Or, if you’re doing your taxes yourself, gather them – you’ll still need them, unless you have an amazing memory.
“A lot of people are confused on when the payment was made versus for what tax year the payment was for,” Smith says. “For example, an April payment could be for the current year’s estimated taxes or a prior year tax payment made with the filing of an extension. Individuals need to distinguish that.”
And you may want to talk to your boss about your taxes. “Check with your employer now to see if you can be reimbursed for any work-related expenses you’ve incurred over the past year,” says Mike Campbell, a San Francisco-based tax partner at BDO USA, a business services practice headquartered in Chicago.

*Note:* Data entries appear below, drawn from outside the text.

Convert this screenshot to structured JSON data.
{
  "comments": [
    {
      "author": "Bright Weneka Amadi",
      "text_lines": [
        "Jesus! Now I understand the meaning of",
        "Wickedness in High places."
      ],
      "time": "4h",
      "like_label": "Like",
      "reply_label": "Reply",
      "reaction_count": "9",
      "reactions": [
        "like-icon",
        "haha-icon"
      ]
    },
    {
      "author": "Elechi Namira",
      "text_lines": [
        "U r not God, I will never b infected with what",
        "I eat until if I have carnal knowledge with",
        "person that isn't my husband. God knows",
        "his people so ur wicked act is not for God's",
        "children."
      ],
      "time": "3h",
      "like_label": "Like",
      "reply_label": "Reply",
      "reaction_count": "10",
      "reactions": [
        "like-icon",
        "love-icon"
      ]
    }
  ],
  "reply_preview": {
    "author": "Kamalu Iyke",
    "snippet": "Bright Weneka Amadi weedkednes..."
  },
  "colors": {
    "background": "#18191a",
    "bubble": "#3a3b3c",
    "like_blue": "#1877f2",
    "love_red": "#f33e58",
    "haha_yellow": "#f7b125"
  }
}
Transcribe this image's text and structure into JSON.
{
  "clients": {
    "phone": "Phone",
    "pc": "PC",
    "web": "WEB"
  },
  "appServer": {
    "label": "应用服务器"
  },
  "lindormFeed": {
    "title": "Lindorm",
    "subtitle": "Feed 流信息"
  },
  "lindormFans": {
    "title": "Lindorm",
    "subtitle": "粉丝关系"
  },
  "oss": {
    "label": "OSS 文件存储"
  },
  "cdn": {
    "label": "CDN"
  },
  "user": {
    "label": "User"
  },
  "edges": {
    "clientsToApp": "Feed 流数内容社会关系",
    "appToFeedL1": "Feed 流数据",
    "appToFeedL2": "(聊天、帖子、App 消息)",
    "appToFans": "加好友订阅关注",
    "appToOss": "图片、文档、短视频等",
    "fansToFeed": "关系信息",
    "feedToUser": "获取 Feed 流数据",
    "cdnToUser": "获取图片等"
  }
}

Campbell also suggests that while you’re immersed in paperwork, you put anything aside you can, or write anything down or save receipts that might help you organize your taxes for next year.
“Postponing the gathering of data later in 2016 often can lead to missed deductions just due to the passage of time. Get a head start while it’s still fresh,” Campbell says.
Look for ways to reduce your tax bill. Think of the usual suspects, like retirement funds and your kids’ college education.
For instance, Deb Repya, vice president of advanced markets for Allianz Life, says, “People often overlook the ability to make contributions to a Roth IRA.”
She adds that “this is a great strategy because qualified distributions from a Roth upon retirement are income-tax-free, even growth within the account. Even better, these contributions can be made up to the April tax filing deadline and still apply to your 2015 tax return, though [they are] not tax deductible.”
Or, again, maybe you can reduce your tax bill by doing something you want to do anyway: Put money into your child’s college education.
“Depending on the state you reside, you may be able reduce your state tax bill for 2015 by making a contribution to a section 529 college savings plan,” Walsh says.
Make an appointment now to do your taxes soon. Make the appointment with yourself if you aren’t hiring a tax preparer. Circle a date on the calendar in February or early March and stick to it. But if you get a lot of tax-related paperwork in the mail, like 1099s, be careful that you don’t file too early. Even though 1099s should be in your mailbox by early February, sometimes there are stragglers. You don’t want to file and then have a rogue 1099 show up in your mailbox. But you certainly want to pick a date with plenty of weeks to go before mid-April.
Why? So many reasons. If you owe money, you’ll have more time to budget for whatever you have to send in, and if you’re due a refund, you’ll get it sooner. If something goes wrong in the tax planning, and you realize you’re in over your head and need professional help, or you didn’t collect all of your paperwork, you’ll presumably have time to address it without having to ask for an extension. And the more time you have, the more time you have to spend working on your taxes. While that may be a pain, it will likely save you money in the long run.
For instance, Deborah Gregory says that if you’re self-employed, you might want to “set up an employee pension plan and shelter the lesser of 25 percent of income, or $53,000 for 2015. This has to be set up before the filing deadline of April 18, 2016, so it’s important to get your taxes done early to determine if this strategy makes sense.”
Of course, if you’re a true procrastinator, you didn’t pick up on most of that. You simply read that last sentence as, “You have until April 18, three extra days past the usual April 15, to file your taxes.”
Culled from: US News.com
Written By: Geoff Williams is a regular contributor to U.S. News. He is also the author of several books, including “Washed Away,” about the great flood of 1913, “C.C. Pyle’s Amazing Foot Race,” about the infamous Bunion Derby of 1928 and “Living Well with Bad Credit.” You can follow him on Twitter @geoffw.